# Test into the book Halliday-Resnick on scalar product and cross product

1. Two vectors lie with their tails in common in the same place. When the angle between them is increased by $$20^\circ$$, their scalar product has the same module but changes sign from positive to negative. The initial angle between the vectors was: A $$0^\circ$$. B $$60^\circ$$. C $$70^\circ$$. D $$80^\circ$$. E $$90^\circ$$.

## My solution:

The scalar product is $$\mathbf{v}\bullet \mathbf{w}=vw\cos \theta$$ I will delete immediately the A) the B) because $$\theta+20^\circ< 90^\circ$$; also the C) and the E) are false because $$\theta+20^\circ= 90^\circ \implies \mathbf{v}\bullet \mathbf{w}=0$$ Hence the D) is true. In fact $$\alpha=\theta+20^\circ> 90^\circ$$ and $$\cos \alpha<0$$.

For another test on cross product I have a bit of difficulty.

1. Two vectors lie with their tails in common in the same place. When the angle between them is increased by $$20^\circ$$, the module of their vector product doubles.
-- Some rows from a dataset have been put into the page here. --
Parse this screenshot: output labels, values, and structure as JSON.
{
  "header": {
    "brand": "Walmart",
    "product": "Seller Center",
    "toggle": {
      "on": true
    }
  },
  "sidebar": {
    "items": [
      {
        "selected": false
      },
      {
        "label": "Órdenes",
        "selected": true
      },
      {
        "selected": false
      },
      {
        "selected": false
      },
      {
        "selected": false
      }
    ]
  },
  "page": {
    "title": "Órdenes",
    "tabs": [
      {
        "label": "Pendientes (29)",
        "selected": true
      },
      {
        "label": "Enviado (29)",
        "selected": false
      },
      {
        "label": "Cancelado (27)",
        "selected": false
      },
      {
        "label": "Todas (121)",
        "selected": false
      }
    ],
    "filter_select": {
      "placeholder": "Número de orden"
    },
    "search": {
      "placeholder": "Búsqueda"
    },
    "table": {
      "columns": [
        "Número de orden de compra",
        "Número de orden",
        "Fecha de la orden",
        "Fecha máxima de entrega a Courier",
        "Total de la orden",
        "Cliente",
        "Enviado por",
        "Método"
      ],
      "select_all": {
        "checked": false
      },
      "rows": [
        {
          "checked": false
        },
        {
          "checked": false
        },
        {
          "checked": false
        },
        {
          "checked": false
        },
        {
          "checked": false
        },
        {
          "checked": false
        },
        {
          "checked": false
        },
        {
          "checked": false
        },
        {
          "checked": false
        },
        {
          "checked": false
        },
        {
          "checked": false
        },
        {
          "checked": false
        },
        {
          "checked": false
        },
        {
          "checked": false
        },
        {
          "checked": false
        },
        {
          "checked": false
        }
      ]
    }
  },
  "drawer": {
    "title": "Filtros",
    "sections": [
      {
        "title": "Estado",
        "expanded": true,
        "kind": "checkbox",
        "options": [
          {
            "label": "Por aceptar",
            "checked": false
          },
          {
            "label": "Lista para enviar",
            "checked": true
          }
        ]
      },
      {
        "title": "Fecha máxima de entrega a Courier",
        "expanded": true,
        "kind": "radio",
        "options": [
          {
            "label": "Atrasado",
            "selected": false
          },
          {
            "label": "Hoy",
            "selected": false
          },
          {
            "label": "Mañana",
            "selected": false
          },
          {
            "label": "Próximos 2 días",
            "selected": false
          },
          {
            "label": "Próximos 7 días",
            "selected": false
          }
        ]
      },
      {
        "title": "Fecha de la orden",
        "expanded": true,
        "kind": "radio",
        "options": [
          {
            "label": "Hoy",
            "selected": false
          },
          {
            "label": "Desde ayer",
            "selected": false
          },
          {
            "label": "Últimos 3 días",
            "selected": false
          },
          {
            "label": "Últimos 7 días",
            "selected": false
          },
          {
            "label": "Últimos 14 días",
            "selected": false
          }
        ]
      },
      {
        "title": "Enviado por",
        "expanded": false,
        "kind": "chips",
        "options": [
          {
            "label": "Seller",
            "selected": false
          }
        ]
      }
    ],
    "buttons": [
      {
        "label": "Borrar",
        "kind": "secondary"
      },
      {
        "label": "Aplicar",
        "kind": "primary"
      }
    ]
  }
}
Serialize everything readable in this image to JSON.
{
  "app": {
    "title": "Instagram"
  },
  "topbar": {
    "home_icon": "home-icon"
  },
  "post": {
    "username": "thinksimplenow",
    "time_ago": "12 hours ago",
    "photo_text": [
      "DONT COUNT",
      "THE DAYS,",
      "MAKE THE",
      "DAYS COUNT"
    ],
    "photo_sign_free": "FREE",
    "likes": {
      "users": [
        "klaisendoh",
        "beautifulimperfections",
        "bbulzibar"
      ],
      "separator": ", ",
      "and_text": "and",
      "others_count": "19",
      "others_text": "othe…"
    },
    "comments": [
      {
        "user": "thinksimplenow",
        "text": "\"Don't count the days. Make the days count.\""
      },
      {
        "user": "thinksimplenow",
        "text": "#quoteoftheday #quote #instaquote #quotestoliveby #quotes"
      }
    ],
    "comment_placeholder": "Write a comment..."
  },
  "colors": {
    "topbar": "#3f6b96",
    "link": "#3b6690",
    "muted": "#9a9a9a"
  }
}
The initial angle between the vectors was:

A $$0^\circ$$. B $$18^\circ$$. C $$25^\circ$$. D $$45^\circ$$. E $$90^\circ$$.

## Possible solution (?)

$$|\mathbf{v}\times \mathbf{w}|=vw\sin \beta \implies 2vw\sin \beta=vw\sin(\beta+20^\circ)$$

Did I interpret the assignment correctly?

Your interpretations are correct indeed. The answer to the first question is $$80^\circ$$ because $$\cos(100^\circ)=-\cos(80^\circ)$$.
On the other hand, none of the options for the other question is exactly correct. The closest one is $$18^\circ$$, since$$\frac{\sin(38^\circ)}{\sin(18^\circ)}\approx1.992.$$
• Very kind Prof. with a lot of sincerity, I am very tired into my school, conferences online with Google Suite (reason Covid) I have my mind shakered. Why $\cos(100^\circ)=-\cos(80^\circ)$? Why in the 2nd part do you use the ratio of the two $\sin$? Is it possible to know if my consideration give the same your answer, please? +1 Oct 15, 2020 at 21:25
• For any angle $\theta$,$$\cos(90^\circ+\theta)=\cos(90^\circ)\cos(\theta)-\sin(90^\circ)\sin(\theta)=-\sin(\theta)$$and$$\cos(90^\circ-\theta)=\cos(90^\circ)\cos(\theta)+sin(90^\circ)\sin(\theta)=\sin(\theta);$$in particular, $\cos(90^\circ+\theta)=-\cos(90^\circ-\theta)$. And you were after an angle $\theta$ such that $\sin(20^\circ+\theta)=2\sin(\theta)$. However, this is the same thing as asserting that $\frac{\sin(20^\circ+\theta)}{\sin(\theta)}$. Oct 15, 2020 at 21:44